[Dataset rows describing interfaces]
──────────

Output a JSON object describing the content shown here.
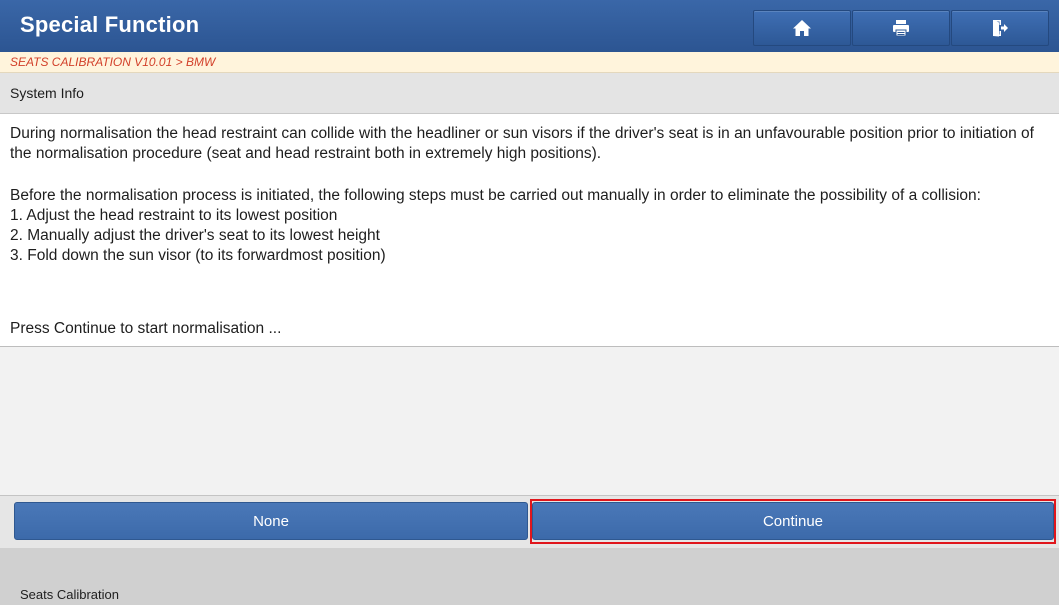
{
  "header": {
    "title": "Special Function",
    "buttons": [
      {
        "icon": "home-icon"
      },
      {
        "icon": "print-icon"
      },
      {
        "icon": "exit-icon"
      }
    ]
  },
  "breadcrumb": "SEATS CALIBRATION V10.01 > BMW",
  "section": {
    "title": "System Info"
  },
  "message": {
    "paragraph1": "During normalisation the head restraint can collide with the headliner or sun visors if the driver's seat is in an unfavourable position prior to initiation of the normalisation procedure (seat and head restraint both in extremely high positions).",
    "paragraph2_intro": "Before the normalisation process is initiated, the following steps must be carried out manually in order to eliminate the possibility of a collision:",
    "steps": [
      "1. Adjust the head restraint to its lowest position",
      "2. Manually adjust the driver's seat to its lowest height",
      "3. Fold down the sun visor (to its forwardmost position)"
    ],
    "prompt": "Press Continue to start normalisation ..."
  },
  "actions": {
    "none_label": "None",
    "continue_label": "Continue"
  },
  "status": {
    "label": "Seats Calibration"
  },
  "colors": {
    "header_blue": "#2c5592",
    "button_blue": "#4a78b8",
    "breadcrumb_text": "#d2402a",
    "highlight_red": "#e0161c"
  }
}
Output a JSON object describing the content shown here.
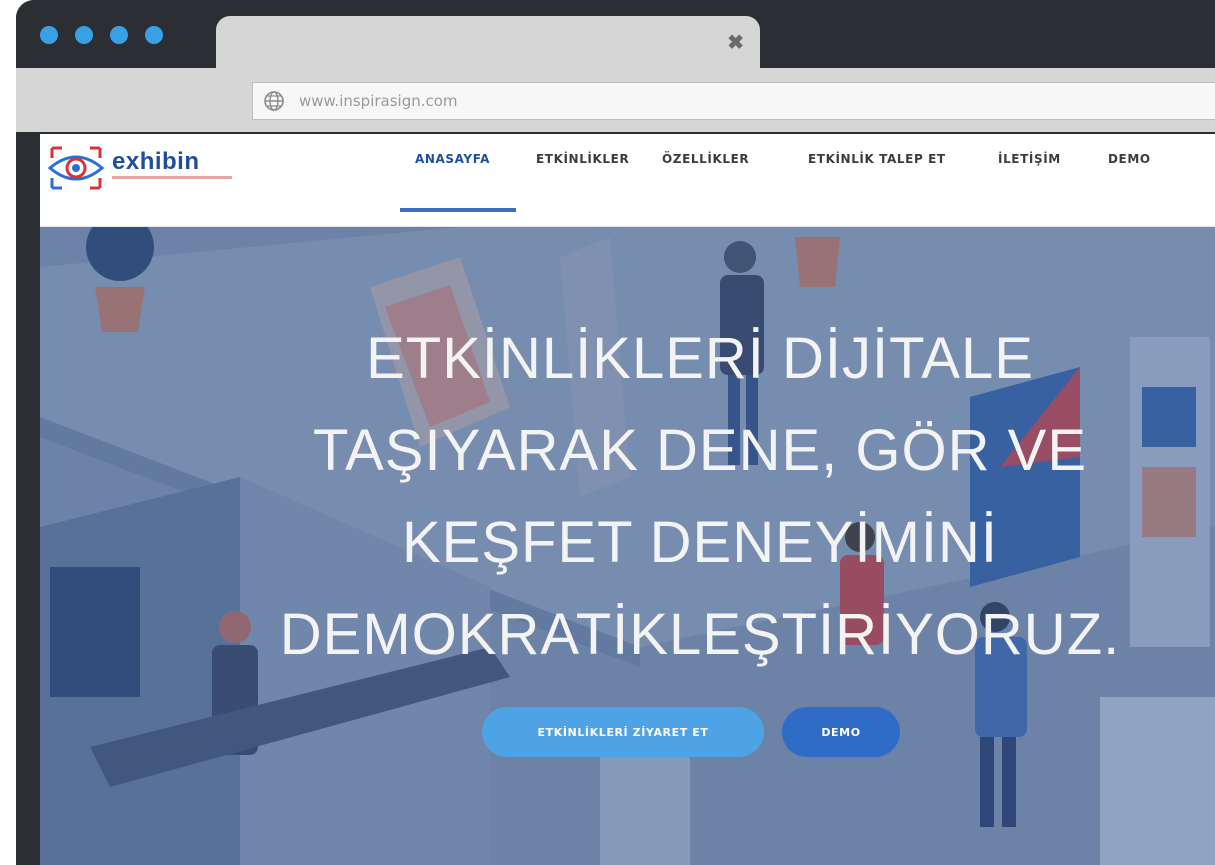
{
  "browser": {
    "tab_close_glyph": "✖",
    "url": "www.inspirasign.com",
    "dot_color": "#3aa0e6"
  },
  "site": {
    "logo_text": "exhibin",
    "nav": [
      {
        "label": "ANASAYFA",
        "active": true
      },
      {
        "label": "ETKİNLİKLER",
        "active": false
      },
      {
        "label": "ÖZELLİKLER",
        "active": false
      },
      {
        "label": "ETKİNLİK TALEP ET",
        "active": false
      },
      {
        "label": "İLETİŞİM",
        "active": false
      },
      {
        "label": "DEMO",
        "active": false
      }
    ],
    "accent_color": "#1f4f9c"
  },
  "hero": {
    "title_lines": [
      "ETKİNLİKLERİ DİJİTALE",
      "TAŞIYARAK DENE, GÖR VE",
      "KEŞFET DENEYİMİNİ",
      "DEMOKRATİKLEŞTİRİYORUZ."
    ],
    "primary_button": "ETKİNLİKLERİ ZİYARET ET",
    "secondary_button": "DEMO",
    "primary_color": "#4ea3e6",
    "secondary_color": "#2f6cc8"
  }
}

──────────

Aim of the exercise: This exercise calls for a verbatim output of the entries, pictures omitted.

Response for this exercise:
Output a JSON object describing the content shown here.
{
  "header": {
    "title": "Special Function",
    "buttons": [
      {
        "icon": "home-icon"
      },
      {
        "icon": "print-icon"
      },
      {
        "icon": "exit-icon"
      }
    ]
  },
  "breadcrumb": "SEATS CALIBRATION V10.01 > BMW",
  "section": {
    "title": "System Info"
  },
  "message": {
    "paragraph1": "During normalisation the head restraint can collide with the headliner or sun visors if the driver's seat is in an unfavourable position prior to initiation of the normalisation procedure (seat and head restraint both in extremely high positions).",
    "paragraph2_intro": "Before the normalisation process is initiated, the following steps must be carried out manually in order to eliminate the possibility of a collision:",
    "steps": [
      "1. Adjust the head restraint to its lowest position",
      "2. Manually adjust the driver's seat to its lowest height",
      "3. Fold down the sun visor (to its forwardmost position)"
    ],
    "prompt": "Press Continue to start normalisation ..."
  },
  "actions": {
    "none_label": "None",
    "continue_label": "Continue"
  },
  "status": {
    "label": "Seats Calibration"
  },
  "colors": {
    "header_blue": "#2c5592",
    "button_blue": "#4a78b8",
    "breadcrumb_text": "#d2402a",
    "highlight_red": "#e0161c"
  }
}
Output a JSON object describing the content shown here.
{
  "browser": {
    "tab_close_glyph": "✖",
    "url": "www.inspirasign.com",
    "dot_color": "#3aa0e6"
  },
  "site": {
    "logo_text": "exhibin",
    "nav": [
      {
        "label": "ANASAYFA",
        "active": true
      },
      {
        "label": "ETKİNLİKLER",
        "active": false
      },
      {
        "label": "ÖZELLİKLER",
        "active": false
      },
      {
        "label": "ETKİNLİK TALEP ET",
        "active": false
      },
      {
        "label": "İLETİŞİM",
        "active": false
      },
      {
        "label": "DEMO",
        "active": false
      }
    ],
    "accent_color": "#1f4f9c"
  },
  "hero": {
    "title_lines": [
      "ETKİNLİKLERİ DİJİTALE",
      "TAŞIYARAK DENE, GÖR VE",
      "KEŞFET DENEYİMİNİ",
      "DEMOKRATİKLEŞTİRİYORUZ."
    ],
    "primary_button": "ETKİNLİKLERİ ZİYARET ET",
    "secondary_button": "DEMO",
    "primary_color": "#4ea3e6",
    "secondary_color": "#2f6cc8"
  }
}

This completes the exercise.